Determine the number of lines in the following entries that hold the word "microphone". Give only that number.

==== Record extracts ====

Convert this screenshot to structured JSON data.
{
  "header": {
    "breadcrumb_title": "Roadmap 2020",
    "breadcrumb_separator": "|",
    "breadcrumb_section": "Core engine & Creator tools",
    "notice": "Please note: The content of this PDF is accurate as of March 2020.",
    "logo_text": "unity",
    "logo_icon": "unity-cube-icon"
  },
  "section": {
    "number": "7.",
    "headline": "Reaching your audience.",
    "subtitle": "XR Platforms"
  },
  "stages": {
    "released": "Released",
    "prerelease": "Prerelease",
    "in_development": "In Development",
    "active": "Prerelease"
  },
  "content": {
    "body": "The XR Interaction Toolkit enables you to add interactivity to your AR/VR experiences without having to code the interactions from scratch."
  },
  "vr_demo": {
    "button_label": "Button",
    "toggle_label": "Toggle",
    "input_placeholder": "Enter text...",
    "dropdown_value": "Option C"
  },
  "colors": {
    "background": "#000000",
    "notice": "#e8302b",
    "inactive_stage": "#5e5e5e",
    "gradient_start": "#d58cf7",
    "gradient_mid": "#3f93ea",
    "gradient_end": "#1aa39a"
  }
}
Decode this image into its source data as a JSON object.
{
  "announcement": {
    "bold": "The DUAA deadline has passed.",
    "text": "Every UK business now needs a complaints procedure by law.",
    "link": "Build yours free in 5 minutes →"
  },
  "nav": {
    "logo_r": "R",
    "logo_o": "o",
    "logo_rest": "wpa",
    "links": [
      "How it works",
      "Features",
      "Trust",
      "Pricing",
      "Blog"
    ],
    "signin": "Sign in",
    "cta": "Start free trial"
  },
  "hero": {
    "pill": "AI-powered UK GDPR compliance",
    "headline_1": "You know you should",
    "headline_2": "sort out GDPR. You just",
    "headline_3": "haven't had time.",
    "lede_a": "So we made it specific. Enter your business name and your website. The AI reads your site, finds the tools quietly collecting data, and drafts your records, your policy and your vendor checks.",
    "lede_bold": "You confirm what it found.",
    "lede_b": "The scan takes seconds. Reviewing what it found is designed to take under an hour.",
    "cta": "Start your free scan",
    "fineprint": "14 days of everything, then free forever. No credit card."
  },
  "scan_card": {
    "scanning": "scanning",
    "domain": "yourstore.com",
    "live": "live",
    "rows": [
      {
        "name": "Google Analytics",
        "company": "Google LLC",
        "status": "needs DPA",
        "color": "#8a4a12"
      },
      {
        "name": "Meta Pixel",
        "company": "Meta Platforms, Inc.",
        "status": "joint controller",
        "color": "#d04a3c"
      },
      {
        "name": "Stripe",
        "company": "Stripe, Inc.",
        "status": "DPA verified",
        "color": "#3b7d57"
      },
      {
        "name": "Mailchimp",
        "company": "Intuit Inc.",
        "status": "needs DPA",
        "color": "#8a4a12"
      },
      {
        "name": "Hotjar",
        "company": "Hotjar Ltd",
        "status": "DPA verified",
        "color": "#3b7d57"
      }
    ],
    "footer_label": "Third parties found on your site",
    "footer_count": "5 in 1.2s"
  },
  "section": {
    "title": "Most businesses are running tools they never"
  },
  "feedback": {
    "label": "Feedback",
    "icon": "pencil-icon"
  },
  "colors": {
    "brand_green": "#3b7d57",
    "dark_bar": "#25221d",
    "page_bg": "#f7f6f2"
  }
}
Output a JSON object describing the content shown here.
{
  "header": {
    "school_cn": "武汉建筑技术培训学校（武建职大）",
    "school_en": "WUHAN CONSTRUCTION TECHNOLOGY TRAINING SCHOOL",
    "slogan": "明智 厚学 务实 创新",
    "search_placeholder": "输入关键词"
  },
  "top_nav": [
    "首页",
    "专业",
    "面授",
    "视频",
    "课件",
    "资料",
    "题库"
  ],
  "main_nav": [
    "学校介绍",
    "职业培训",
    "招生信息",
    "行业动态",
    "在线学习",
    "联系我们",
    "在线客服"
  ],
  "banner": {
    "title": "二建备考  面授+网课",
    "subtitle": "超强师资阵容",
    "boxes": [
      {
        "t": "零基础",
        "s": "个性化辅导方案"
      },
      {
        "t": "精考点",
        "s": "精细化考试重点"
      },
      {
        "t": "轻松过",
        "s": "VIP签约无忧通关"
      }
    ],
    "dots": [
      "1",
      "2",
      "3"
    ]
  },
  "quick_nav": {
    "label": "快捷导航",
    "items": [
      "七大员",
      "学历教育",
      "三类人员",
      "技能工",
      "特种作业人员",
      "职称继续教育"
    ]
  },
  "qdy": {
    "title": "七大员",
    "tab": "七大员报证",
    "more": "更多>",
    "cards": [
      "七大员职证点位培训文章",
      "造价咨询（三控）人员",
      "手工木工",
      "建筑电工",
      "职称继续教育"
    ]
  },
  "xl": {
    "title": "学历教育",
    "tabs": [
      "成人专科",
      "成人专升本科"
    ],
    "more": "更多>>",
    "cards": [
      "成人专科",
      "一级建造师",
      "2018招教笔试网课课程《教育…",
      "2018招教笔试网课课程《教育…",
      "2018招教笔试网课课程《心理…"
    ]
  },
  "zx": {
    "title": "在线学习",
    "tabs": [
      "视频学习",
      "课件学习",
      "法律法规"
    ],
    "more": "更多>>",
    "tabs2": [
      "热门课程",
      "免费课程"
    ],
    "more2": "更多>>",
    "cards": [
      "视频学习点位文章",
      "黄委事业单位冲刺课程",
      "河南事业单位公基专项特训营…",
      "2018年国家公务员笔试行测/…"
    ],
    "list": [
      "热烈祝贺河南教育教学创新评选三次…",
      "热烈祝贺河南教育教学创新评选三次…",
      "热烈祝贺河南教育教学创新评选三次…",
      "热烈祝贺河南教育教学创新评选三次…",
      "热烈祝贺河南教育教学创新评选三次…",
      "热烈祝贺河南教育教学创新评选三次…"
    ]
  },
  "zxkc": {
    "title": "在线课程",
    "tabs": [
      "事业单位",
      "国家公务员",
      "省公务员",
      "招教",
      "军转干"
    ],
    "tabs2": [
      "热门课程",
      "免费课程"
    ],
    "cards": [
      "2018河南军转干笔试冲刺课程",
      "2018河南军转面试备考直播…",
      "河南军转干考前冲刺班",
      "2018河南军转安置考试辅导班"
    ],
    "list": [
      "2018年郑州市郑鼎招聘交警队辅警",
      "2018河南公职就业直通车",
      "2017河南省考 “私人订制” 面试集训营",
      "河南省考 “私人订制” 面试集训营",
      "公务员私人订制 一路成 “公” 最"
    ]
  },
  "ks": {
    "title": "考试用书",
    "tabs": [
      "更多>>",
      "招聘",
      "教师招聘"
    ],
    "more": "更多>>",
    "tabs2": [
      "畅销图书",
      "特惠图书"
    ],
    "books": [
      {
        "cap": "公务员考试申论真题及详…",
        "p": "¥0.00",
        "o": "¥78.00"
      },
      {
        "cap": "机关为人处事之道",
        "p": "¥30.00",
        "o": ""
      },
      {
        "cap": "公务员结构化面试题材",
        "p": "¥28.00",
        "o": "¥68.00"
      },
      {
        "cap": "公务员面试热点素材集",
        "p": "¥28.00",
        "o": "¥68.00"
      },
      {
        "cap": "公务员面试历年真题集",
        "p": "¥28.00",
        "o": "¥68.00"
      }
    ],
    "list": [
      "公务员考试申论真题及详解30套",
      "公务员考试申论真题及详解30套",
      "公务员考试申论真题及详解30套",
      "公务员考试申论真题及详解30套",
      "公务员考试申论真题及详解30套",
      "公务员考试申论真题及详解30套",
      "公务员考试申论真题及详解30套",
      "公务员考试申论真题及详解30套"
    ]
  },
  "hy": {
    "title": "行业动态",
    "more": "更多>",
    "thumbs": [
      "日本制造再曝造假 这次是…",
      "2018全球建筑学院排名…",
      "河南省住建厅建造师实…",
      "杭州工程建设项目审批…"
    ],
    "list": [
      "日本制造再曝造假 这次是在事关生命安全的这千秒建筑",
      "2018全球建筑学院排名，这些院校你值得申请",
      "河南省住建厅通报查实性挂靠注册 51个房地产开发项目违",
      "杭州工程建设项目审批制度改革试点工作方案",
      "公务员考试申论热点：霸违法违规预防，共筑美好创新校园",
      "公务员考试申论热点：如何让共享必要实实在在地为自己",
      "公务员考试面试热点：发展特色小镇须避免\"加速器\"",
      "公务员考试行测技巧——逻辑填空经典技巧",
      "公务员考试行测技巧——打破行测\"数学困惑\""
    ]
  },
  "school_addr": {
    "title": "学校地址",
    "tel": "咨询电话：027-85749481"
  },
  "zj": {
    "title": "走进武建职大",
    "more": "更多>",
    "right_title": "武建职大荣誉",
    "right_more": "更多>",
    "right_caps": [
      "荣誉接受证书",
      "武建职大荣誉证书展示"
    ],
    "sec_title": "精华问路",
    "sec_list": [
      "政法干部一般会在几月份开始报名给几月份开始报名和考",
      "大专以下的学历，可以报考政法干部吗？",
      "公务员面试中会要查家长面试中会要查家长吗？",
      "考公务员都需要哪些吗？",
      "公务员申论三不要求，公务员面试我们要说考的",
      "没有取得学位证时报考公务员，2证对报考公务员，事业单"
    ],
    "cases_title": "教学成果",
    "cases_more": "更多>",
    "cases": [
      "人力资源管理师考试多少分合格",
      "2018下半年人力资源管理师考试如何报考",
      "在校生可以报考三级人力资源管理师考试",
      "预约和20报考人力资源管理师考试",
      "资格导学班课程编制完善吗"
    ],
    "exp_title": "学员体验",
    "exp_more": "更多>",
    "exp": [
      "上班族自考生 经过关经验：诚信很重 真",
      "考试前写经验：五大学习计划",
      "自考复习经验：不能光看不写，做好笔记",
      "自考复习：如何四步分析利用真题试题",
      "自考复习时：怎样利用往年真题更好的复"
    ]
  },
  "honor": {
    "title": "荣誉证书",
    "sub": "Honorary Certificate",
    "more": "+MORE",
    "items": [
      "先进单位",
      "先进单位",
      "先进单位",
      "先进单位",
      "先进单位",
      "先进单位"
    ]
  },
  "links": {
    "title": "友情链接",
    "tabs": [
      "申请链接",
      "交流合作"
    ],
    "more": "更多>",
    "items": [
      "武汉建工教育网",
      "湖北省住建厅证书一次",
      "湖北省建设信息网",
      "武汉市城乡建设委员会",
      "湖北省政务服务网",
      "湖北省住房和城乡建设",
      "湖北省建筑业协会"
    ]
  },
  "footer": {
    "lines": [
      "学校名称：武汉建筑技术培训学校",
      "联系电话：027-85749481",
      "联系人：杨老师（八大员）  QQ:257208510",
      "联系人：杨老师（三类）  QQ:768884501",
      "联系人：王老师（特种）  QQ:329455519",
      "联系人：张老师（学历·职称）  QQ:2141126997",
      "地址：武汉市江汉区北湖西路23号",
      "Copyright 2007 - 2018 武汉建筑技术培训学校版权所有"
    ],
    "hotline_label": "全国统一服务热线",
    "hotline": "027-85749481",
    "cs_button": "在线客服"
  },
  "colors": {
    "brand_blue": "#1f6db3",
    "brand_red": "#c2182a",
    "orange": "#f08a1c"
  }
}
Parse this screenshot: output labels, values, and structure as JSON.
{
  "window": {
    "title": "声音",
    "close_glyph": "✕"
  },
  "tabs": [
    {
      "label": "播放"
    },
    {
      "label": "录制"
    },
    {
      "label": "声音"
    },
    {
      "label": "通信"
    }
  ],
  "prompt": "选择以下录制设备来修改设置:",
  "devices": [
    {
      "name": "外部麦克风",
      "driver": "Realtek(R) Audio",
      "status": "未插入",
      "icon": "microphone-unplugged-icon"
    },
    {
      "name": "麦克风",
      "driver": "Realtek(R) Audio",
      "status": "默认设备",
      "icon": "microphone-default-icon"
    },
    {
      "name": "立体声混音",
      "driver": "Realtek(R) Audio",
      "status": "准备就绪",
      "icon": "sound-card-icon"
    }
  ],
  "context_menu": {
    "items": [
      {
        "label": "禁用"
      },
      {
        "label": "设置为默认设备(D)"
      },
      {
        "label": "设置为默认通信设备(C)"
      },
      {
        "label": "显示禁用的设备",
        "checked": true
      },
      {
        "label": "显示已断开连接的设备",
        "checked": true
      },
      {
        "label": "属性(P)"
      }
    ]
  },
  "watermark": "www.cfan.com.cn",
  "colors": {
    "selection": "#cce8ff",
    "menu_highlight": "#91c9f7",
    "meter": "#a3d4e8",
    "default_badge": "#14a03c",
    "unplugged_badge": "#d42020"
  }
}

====

Exercise result:
2